When you research the Pigeon River, you’d think it was designed with all levels of white-water rafter in mind. The upper Pigeon offers an exhilarating Class III rapid trip, while the lower river is calmer, offering those who would rather take in the peaceful scenery than get their blood pumping, a chance to float gentle rapids and swim in calm swimming holes. There are several rafting companies based in Gatlinburg that offer trips on the Pigeon.
Great Smoky Mountains National Park
Adventure awaits in Great Smoky Mountains National Park. Work your way through the park from Tennessee to North Carolina, stopping for your picks from our Top Things to Do list. Staying near the park for a couple of days? Here’s our plan for the best 48-Hours in Great Smoky.
When you board one of Pink Adventure Tours’ signature pink Jeep Wranglers, you’ll soak up more information than you thought possible on your Smoky Mountains tour. Catch a tour from Pigeon Forge.
Lake Fontana Dam and Marina
If you haven’t fallen in love with the Appalachian Mountains yet, this stop will have you convinced. An hour west of the Oconaluftee Visitor Center, the Fontana Dam is part of the Blue Ridge National Heritage Area and is the tallest dam east of the Rockies. It creates Fontana Reservoir, with over 200 miles of shoreline and 10,000 acres of water to explore.
Start at the Visitor Center and join a ranger-led tour from the observation deck to learn more about the surrounding area.
If those stellar views have you eager to hit the trails, consider checking out one of the world’s most famous hikes: the Appalachian Trail. While this through-hike stretches from Georgia to Maine and takes months to complete, you can get a taste of what drives these hikers by venturing as far as you like on the trail and then heading back to the dam.
If you’d rather find some solitude, catch a pontoon boat shuttle at the Fontana Village Marina and explore Fontana Lake’s North Shore, which isn’t accessible by motorized vehicle. Miles of pristine trails await, as well as excellent fishing.

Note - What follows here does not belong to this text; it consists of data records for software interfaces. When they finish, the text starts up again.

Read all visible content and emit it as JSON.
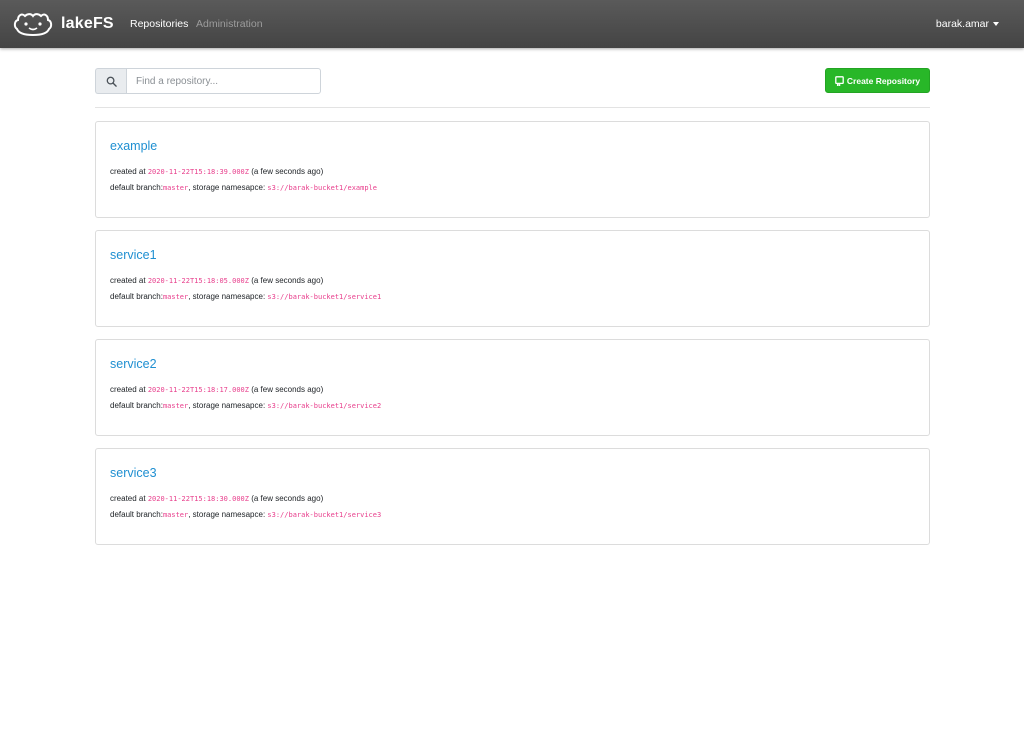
{
  "navbar": {
    "brand": "lakeFS",
    "links": [
      {
        "label": "Repositories",
        "active": true
      },
      {
        "label": "Administration",
        "active": false
      }
    ],
    "user": "barak.amar"
  },
  "toolbar": {
    "search_placeholder": "Find a repository...",
    "create_label": "Create Repository"
  },
  "labels": {
    "created_at": "created at",
    "default_branch": "default branch:",
    "storage_namespace": ", storage namesapce:"
  },
  "repositories": [
    {
      "name": "example",
      "created": "2020-11-22T15:18:39.000Z",
      "relative": "(a few seconds ago)",
      "branch": "master",
      "namespace": "s3://barak-bucket1/example"
    },
    {
      "name": "service1",
      "created": "2020-11-22T15:18:05.000Z",
      "relative": "(a few seconds ago)",
      "branch": "master",
      "namespace": "s3://barak-bucket1/service1"
    },
    {
      "name": "service2",
      "created": "2020-11-22T15:18:17.000Z",
      "relative": "(a few seconds ago)",
      "branch": "master",
      "namespace": "s3://barak-bucket1/service2"
    },
    {
      "name": "service3",
      "created": "2020-11-22T15:18:30.000Z",
      "relative": "(a few seconds ago)",
      "branch": "master",
      "namespace": "s3://barak-bucket1/service3"
    }
  ],
  "colors": {
    "navbar": "#4d4d4d",
    "link": "#1f8fd1",
    "create_button": "#28b728",
    "code": "#e83e8c"
  },
  "icons": {
    "logo": "lakefs-axolotl-logo",
    "search": "search-icon",
    "create": "repository-icon",
    "user_caret": "caret-down-icon"
  }
}
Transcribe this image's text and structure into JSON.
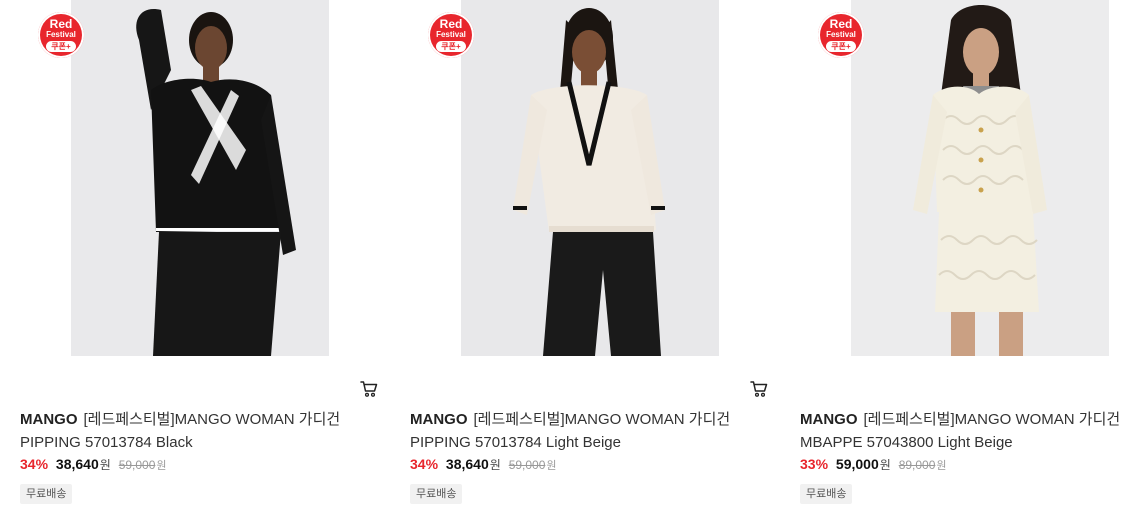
{
  "products": [
    {
      "badge": {
        "line1": "Red",
        "line2": "Festival",
        "line3": "쿠폰+"
      },
      "brand": "MANGO",
      "name": "[레드페스티벌]MANGO WOMAN 가디건 PIPPING 57013784 Black",
      "discount": "34%",
      "price": "38,640",
      "currency": "원",
      "original_price": "59,000",
      "original_currency": "원",
      "tag": "무료배송",
      "has_cart": true
    },
    {
      "badge": {
        "line1": "Red",
        "line2": "Festival",
        "line3": "쿠폰+"
      },
      "brand": "MANGO",
      "name": "[레드페스티벌]MANGO WOMAN 가디건 PIPPING 57013784 Light Beige",
      "discount": "34%",
      "price": "38,640",
      "currency": "원",
      "original_price": "59,000",
      "original_currency": "원",
      "tag": "무료배송",
      "has_cart": true
    },
    {
      "badge": {
        "line1": "Red",
        "line2": "Festival",
        "line3": "쿠폰+"
      },
      "brand": "MANGO",
      "name": "[레드페스티벌]MANGO WOMAN 가디건 MBAPPE 57043800 Light Beige",
      "discount": "33%",
      "price": "59,000",
      "currency": "원",
      "original_price": "89,000",
      "original_currency": "원",
      "tag": "무료배송",
      "has_cart": false
    }
  ],
  "icons": {
    "cart": "cart-icon"
  },
  "colors": {
    "accent_red": "#e8262d",
    "discount_red": "#e8262d",
    "tag_bg": "#f1f1f1"
  }
}
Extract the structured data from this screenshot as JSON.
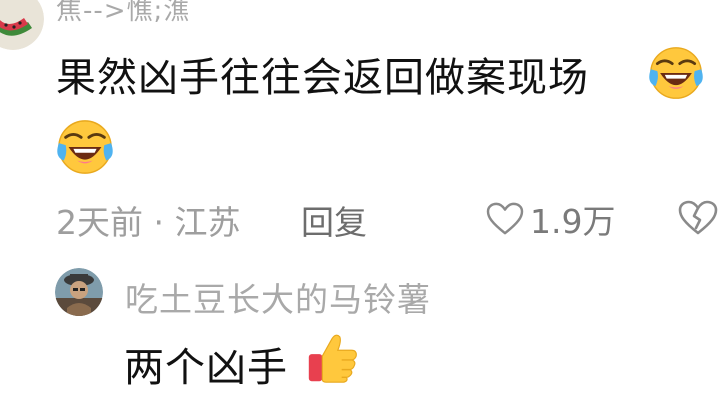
{
  "comment": {
    "username": "焦-->憔;潐",
    "text": "果然凶手往往会返回做案现场",
    "emojis": [
      "laughing-crying-emoji",
      "laughing-crying-emoji"
    ],
    "time_location": "2天前 · 江苏",
    "reply_label": "回复",
    "like_count": "1.9万"
  },
  "reply": {
    "username": "吃土豆长大的马铃薯",
    "text": "两个凶手",
    "emoji": "thumbs-up-emoji"
  },
  "colors": {
    "username": "#a9a9a9",
    "text": "#111111",
    "meta": "#9e9e9e",
    "background": "#ffffff"
  }
}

Back at the Marina, rent a pontoon boat, canoe, kayak or stand-up paddleboard and explore the water. The Fontana Village Resort, home to the Marina, also offers a variety of lodging and dining options.
Drive the Tail of the Dragon
You may want to opt for the rental car upgrade as this route includes a thrilling drive. The Tail of the Dragon on the Tennessee/North Carolina state line might just be the most exciting road you’ll ever drive. This adventure is not for the faint of heart. Eleven miles of tight curves, some with banked turns will leave you breathless. This road is a favorite of sports car enthusiasts and motorcyclists and has been featured on the British car show, Top Gear. Start at Cheoah Dam in Robbinsville, North Carolina and drive Hwy 129 north to Deals Gap Motorcycle Resort. Cheoah Dam is home to “Fugitive Bridge” which was featured in the 1993 movie The Fugitive starring Harrison Ford. Stop at Deals Gap to stretch your legs before beginning the true Tail of the Dragon, Hwy 129 north to Tabcat Creek Bridge. There are no intersecting roads or driveways on this stretch of the highway and no semi-trucks are allowed, making it a drive without exterior distractions so you can keep your eyes on the road. Photographers may line the route, snapping photos of your vehicle on the road. Check out www.killboy.com after your drive to see if you were featured and to purchase a copy of your photo.